Synergy consists of a client application that runs on the workstations you want to control and an application that functions as a server to which you have a keyboard and mouse you want to use. In the scenario I’m going to present I have a MacBook Pro and and a Desktop PC running Vista. I will show how you can use the keyboard and mouse of the Mac to control the PC. I’ve also configured the Vista as a server which required a little additional effort. If you are interested in seeing this configuration then leave a note in the comments.

Using the Mac to Control the PC.

On the PC
You need to install Synergy on the Windows workstation you want to control.  You can get a copy from Sourceforge.net.  When you start Synergy just make sure you select “Use another computers’ shared keyboard and mouse (client)”, and in the “Other Computer’s Host Name” field enter in the IP address of Mac which we will configure as the server in the next step.
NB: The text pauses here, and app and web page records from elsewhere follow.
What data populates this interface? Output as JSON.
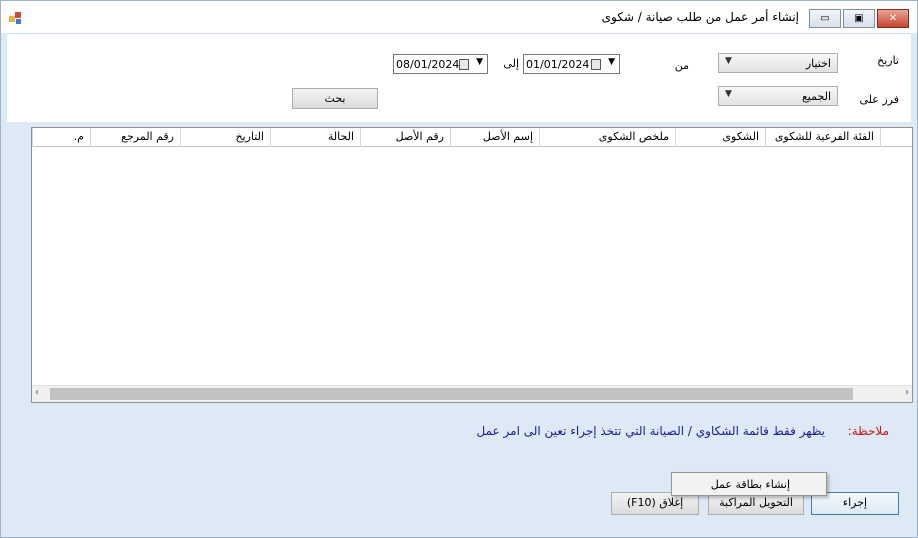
{
  "window": {
    "title": "إنشاء أمر عمل من طلب صيانة / شكوى",
    "minimize_glyph": "▭",
    "maximize_glyph": "▣",
    "close_glyph": "✕"
  },
  "filters": {
    "date_label": "تاريخ",
    "from_label": "من",
    "to_label": "إلى",
    "date_type_value": "اختيار",
    "from_date": "01/01/2024",
    "to_date": "08/01/2024",
    "sort_label": "فرز على",
    "sort_value": "الجميع",
    "search_button": "بحث"
  },
  "grid": {
    "columns": [
      "الفئة الفرعية للشكوى",
      "الشكوى",
      "ملخص الشكوى",
      "إسم الأصل",
      "رقم الأصل",
      "الحالة",
      "التاريخ",
      "رقم المرجع",
      "م."
    ],
    "rows": []
  },
  "note": {
    "label": "ملاحظة:",
    "text": "يظهر فقط قائمة الشكاوي / الصيانة التي تتخذ إجراء تعين الى امر عمل"
  },
  "buttons": {
    "action": "إجراء",
    "details": "التحويل المراكبة",
    "close": "إغلاق (F10)"
  },
  "context_menu": {
    "item": "إنشاء بطاقة عمل"
  },
  "colors": {
    "note_label": "#d01010",
    "note_text": "#1a1aa8",
    "window_bg": "#dde9f5"
  }
}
Note if you need to find the IP address of your Mac click on the Apple icon in the upper right corer of your screen and select System Preferences…
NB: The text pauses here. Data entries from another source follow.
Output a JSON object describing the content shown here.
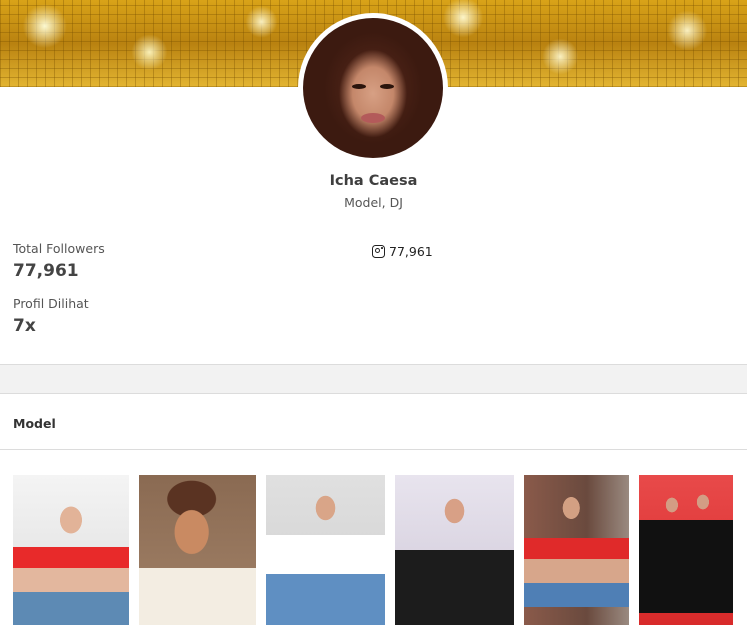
{
  "profile": {
    "name": "Icha Caesa",
    "role": "Model, DJ"
  },
  "stats": {
    "followers_label": "Total Followers",
    "followers_value": "77,961",
    "views_label": "Profil Dilihat",
    "views_value": "7x"
  },
  "instagram": {
    "icon": "instagram-icon",
    "count": "77,961"
  },
  "section": {
    "title": "Model"
  },
  "colors": {
    "banner_gold": "#c8921a",
    "band_gray": "#f2f2f2"
  }
}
Note: if you need to find the IP address of your Mac click on the Apple icon in the upper right corer of your screen and select System Preferences… Select the network card from the list on the left and you will see the IP address listed under “Status:”

On the Mac
You can download the latest SynergyKM binaries (.dmg) file for the Mac from Sourceforge.net. The one used here is 1.0 Beta 6.

The installation installs a configuration icon in your System Preferences folder. Open your System Preferences folder and select “Share my keyboard and mouse” radio button.

Now we need to configure the clients that will connect to the Mac’s keyboard and mouse. Click the + button to add another client to the list. In the Name: field enter the actual name of the workstation that will be connecting to your Mac. In my case, my Vista workstation was aptly called “VistaDesktop”. If you have other PC’s in your configuration you simply repeat this process. Now the beauty of the SynergyKM on the Mac is the ability to move the icons of the clients you have added to mimic the physical location of the monitors on your desk. If you have a monitor with one on top of another then you simply arrange the icons in the Server Configuration tool in a similar fashion. In my simple configuration my laptop was to the left of my Windows monitor.

Select the General Tab again and select the “Turn Synergy On” button.

When you start the Synergy server on your Mac you will see an Green and Blue circular Synergy Icon appear in the Menu Bar.


Now you should be able to control use your mouse to switch between both desktops in the order you configured them. If this was helpful then leave a comment or if you are interested in using Vista as a server then leave a comment.